How to write out Pseudo-selector for nested child elements?


I've tried the following in my stylesheet that didn't work:

body div p ul:first-child { attribute: value; }

The reason why I ask is that I've incorporated

elements to organize the page better.



some css code is nice, but what is the html code?


the first problem you have here, is that ul is not in the list with elements you can nest in a paragraph, here is the list


Thanks for the reply.

The question is about the syntax for deeper level child elements in regards to the CSS markup for pseudo-class selectors.

I realize that there are specifics to each element and how they can be addressed and that affects how the CSS is written out.

Would it make it easier to answer my question if the example was this?

body div div div:first-child { attribute:value; }

Secondly, I would like to write out corresponding html markup, but for some reason, this messaging format won't display the skeleton of the html markup and only the "content" of the html that I write out.
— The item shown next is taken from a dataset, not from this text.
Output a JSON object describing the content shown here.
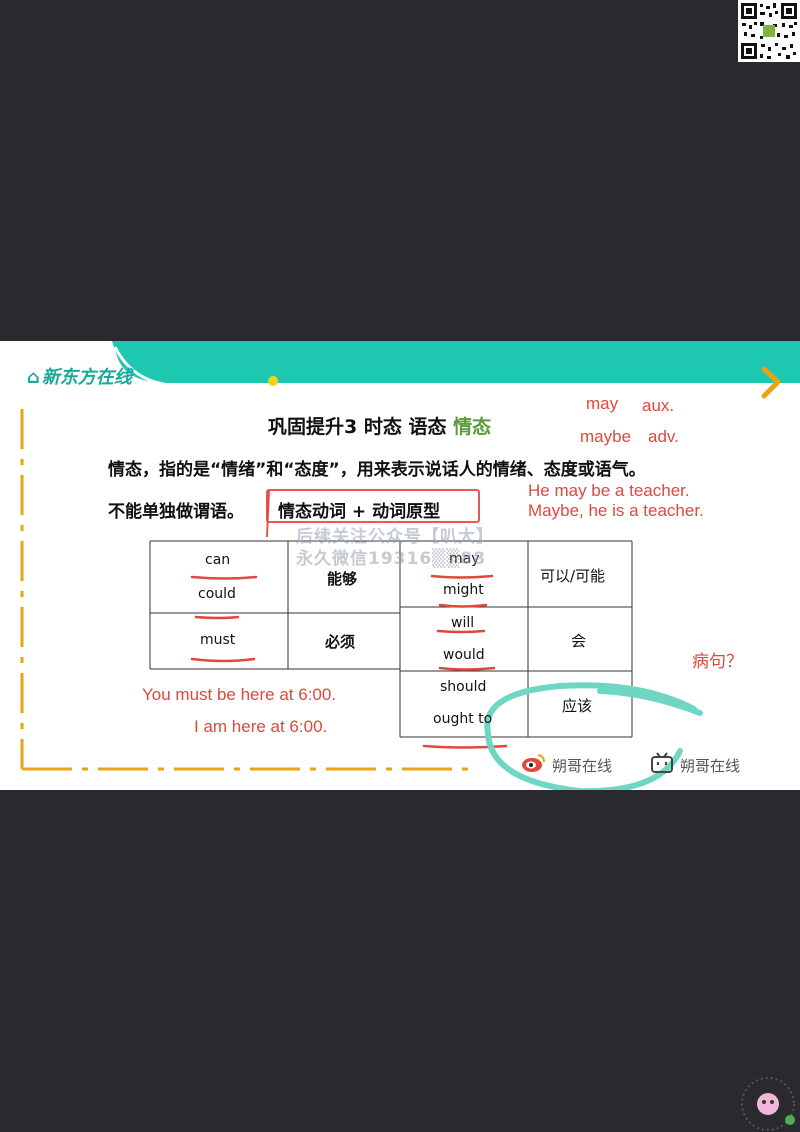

Is there some way of displaying ALL of the html ?




So I realize I was missing something in my CSS mark up: the actual pseudo-class selector.

So the following mark up in question is this:

body div div p:hover { attribute: value}

Would this be correct?


yes, body div div div:first-child { color:red; } as you can see in this example. i left out body, no need to specify it, all elements you want to target are inside body, so need to specify this.

You could also uses classes (is this already covered?), html code:

      <div class="red">red</div>
      <div>not red</div>


.red { color: red; }

body div div p:hover { attribute: value} would also be correct (i would not put body in as css selector, but it is not wrong.

This image might explain how to post code on the forum:

if that doesn't work, here are the steps: make sure there is a empty line above and below your code, select your code with your mouse (or keyboard), press ctrl + k or the button that looks like this: </>, see step 3 of the image above.